Element data from apps and pages:
== == ==

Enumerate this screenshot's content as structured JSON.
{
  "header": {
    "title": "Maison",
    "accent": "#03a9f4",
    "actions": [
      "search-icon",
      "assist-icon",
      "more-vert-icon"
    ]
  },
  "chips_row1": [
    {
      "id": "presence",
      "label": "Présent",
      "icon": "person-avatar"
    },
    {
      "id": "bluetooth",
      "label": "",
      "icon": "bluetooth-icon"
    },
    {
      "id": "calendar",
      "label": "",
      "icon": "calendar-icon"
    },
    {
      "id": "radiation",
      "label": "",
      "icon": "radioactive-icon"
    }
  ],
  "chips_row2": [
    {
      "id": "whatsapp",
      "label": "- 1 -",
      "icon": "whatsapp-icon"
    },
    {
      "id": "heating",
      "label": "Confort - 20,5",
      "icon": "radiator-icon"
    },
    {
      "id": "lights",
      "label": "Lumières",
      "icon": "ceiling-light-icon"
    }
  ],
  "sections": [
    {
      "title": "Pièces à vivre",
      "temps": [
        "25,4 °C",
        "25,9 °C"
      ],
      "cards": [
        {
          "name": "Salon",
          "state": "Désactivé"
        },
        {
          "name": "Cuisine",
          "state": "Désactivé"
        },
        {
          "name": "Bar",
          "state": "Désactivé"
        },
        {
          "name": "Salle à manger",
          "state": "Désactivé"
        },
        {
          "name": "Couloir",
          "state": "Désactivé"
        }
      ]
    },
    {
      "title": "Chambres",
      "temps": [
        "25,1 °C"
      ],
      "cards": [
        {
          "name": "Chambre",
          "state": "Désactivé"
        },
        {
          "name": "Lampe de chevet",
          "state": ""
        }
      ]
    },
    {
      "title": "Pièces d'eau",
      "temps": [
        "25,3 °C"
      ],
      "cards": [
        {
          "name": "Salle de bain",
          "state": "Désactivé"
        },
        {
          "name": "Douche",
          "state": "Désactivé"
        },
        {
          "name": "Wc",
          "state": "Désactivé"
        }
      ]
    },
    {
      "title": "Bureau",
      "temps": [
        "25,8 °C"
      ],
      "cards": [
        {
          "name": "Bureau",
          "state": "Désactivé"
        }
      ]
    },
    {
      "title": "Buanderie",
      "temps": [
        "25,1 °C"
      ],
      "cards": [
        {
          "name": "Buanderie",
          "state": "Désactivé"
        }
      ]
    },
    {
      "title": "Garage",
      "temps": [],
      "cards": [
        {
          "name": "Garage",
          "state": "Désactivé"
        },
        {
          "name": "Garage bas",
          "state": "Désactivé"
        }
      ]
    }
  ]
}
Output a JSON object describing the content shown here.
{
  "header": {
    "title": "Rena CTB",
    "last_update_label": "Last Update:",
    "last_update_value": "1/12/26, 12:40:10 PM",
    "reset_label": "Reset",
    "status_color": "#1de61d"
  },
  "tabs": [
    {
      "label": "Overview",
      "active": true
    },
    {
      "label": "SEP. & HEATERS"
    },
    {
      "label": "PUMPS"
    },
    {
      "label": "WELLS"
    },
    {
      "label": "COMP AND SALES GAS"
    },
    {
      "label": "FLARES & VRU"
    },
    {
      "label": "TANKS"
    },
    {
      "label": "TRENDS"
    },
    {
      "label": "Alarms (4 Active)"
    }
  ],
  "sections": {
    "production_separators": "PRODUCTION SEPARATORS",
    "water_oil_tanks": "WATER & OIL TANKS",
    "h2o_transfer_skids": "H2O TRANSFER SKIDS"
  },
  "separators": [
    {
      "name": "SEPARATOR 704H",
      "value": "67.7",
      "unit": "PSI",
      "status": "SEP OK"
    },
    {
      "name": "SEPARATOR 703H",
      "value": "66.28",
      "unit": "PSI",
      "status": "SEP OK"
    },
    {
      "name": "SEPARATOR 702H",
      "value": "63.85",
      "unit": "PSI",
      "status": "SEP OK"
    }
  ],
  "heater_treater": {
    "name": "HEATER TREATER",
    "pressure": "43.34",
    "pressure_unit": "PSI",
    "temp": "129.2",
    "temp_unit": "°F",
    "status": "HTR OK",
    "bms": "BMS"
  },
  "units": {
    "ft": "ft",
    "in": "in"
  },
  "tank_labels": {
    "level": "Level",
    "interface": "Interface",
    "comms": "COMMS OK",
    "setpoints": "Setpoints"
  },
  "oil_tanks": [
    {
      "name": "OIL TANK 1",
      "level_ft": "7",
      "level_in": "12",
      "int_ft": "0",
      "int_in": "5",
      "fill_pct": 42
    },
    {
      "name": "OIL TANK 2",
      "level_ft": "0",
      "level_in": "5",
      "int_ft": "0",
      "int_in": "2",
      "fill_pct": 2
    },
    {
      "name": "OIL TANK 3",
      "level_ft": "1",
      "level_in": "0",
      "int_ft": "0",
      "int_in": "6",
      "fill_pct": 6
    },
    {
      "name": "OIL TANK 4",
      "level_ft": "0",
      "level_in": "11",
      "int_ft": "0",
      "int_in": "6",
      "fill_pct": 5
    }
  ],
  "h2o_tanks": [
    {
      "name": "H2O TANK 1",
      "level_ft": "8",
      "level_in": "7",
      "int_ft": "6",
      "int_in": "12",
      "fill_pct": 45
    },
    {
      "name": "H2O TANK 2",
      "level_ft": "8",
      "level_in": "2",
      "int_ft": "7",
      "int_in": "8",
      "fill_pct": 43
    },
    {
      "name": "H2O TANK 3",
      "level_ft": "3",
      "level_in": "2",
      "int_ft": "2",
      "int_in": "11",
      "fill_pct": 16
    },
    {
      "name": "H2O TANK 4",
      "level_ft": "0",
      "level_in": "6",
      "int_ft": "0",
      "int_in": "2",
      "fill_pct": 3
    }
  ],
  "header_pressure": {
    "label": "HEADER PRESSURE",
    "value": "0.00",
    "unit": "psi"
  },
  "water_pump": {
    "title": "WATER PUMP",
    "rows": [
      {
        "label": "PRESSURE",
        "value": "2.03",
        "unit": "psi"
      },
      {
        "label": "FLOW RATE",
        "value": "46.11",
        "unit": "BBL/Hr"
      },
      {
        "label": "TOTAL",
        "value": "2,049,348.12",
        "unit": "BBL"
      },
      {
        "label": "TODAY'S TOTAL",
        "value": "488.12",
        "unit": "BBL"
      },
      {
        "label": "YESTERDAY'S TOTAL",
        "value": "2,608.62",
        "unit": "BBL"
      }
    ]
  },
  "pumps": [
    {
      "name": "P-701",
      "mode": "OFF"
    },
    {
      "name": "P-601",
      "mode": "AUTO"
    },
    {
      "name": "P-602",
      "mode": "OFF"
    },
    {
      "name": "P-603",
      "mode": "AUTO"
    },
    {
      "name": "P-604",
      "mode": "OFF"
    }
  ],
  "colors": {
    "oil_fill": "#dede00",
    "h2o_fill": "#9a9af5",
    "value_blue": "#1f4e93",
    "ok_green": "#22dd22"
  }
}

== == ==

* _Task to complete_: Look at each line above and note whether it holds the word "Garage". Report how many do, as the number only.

* _Reply_: 3